» Supplied data
....

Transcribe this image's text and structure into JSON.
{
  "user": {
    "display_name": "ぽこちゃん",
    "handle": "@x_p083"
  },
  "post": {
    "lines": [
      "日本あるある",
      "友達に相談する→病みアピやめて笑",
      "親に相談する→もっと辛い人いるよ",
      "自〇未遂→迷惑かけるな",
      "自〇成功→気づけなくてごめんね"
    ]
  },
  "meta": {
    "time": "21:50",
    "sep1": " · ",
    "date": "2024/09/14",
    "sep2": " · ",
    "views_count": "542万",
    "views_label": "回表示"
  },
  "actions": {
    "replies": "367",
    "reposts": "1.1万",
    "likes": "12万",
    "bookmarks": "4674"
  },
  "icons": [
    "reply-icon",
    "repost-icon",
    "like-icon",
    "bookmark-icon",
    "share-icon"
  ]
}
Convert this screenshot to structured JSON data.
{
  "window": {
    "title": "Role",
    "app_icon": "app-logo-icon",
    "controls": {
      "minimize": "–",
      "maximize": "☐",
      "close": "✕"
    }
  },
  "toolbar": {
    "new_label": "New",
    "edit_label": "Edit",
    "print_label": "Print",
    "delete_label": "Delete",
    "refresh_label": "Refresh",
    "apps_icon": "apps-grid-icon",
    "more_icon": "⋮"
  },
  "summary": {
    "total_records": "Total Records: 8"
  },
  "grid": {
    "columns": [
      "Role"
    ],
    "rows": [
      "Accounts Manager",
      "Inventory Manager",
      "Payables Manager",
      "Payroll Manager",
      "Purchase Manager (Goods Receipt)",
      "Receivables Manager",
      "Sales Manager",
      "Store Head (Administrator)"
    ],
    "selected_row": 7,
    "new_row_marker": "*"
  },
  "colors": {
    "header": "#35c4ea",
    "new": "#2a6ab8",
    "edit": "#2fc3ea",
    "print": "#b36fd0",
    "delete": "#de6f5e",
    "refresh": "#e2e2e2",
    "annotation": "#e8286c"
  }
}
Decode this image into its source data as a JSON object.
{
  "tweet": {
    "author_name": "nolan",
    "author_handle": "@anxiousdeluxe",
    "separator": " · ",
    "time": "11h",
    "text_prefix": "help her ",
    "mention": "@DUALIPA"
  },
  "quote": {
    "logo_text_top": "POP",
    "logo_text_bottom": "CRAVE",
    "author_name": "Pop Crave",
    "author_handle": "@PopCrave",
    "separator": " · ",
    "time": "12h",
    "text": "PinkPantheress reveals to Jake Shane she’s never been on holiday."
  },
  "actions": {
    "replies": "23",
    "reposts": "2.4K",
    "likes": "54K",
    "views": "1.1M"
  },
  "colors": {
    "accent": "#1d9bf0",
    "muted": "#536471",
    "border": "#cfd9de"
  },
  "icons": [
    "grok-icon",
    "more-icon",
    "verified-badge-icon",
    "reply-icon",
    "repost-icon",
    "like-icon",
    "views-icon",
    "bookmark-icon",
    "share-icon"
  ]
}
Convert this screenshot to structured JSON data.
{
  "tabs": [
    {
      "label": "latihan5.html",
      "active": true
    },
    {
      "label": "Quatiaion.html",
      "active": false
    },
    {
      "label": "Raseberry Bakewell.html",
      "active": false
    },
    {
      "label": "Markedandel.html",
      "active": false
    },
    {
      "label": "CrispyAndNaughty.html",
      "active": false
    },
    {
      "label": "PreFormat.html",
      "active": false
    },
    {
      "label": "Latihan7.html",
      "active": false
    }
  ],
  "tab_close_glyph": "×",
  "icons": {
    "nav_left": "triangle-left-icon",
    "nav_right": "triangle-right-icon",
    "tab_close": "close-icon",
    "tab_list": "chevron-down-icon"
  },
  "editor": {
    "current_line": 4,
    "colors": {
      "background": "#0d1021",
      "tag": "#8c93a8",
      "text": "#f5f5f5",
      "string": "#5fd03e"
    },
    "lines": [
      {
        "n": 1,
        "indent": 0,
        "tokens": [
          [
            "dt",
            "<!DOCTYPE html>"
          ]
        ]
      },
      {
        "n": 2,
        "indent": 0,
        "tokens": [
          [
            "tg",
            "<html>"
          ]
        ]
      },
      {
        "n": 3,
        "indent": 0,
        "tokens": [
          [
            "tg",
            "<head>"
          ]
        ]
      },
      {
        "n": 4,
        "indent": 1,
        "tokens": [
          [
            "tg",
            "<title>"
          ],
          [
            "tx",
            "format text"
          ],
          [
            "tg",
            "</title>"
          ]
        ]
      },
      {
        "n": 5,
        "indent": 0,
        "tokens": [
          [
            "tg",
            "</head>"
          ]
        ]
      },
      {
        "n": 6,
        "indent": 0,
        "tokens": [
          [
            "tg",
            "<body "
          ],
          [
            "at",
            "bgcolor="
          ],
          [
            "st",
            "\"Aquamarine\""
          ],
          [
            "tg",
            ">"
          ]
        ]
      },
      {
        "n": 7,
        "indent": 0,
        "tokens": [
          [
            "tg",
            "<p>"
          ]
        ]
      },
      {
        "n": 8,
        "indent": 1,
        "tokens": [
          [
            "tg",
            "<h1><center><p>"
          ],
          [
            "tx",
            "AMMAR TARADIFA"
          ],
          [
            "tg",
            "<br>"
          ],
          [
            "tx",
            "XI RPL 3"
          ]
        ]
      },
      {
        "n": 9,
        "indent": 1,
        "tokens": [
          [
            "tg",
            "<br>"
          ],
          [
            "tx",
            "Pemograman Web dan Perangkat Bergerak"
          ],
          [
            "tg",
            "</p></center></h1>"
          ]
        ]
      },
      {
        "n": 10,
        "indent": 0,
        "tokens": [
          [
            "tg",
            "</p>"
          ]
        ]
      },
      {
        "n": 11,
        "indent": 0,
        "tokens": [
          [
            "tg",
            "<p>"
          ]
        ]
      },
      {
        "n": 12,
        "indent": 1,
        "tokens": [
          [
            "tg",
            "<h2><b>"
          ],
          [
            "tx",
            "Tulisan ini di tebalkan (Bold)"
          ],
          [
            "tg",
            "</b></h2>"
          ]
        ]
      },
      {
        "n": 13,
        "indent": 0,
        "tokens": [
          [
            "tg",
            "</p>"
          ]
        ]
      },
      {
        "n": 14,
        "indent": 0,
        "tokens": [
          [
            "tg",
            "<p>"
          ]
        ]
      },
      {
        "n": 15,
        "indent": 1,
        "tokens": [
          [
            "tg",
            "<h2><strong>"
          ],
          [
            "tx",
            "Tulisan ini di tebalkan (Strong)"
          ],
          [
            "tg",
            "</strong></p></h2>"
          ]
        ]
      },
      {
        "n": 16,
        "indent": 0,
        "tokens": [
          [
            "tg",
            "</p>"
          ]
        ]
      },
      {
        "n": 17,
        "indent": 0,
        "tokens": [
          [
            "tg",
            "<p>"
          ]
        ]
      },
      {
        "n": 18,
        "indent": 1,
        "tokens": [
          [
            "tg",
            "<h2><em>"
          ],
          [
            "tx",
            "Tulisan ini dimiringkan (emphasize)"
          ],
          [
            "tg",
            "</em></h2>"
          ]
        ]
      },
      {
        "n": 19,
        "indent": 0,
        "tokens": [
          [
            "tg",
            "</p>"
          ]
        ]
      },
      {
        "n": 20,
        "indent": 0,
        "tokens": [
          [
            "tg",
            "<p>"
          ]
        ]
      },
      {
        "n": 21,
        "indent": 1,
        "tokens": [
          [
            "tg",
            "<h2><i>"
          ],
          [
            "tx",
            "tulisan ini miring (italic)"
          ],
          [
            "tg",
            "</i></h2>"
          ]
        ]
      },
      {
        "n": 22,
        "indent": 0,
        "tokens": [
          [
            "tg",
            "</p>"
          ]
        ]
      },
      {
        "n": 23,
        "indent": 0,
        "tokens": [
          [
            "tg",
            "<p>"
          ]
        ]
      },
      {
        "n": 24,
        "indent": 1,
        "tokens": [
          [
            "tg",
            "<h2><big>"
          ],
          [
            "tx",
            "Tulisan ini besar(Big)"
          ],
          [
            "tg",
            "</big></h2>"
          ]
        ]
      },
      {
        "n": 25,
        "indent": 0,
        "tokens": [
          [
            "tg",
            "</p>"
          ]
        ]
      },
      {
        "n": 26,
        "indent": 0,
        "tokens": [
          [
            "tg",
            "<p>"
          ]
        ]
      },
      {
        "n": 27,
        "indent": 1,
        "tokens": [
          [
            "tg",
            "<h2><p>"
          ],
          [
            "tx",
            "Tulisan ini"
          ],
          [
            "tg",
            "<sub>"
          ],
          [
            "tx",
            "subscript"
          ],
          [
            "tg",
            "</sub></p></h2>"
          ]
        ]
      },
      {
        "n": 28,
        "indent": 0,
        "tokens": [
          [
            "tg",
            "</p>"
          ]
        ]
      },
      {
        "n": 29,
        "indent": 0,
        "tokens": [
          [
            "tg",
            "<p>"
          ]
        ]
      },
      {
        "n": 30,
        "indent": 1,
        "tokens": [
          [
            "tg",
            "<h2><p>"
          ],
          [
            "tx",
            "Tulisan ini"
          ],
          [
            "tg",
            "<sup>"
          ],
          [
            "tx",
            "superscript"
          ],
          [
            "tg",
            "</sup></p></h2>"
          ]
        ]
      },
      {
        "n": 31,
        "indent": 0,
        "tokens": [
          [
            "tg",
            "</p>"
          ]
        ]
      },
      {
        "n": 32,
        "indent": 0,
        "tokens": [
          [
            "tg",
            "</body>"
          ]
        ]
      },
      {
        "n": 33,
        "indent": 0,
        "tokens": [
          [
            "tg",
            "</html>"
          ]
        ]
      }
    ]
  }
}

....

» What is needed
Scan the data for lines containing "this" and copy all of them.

» Task result
Transcribe this image's text and structure into JSON.
Convert this screenshot to structured JSON data.
Decode this image into its source data as a JSON object.
Convert this screenshot to structured JSON data.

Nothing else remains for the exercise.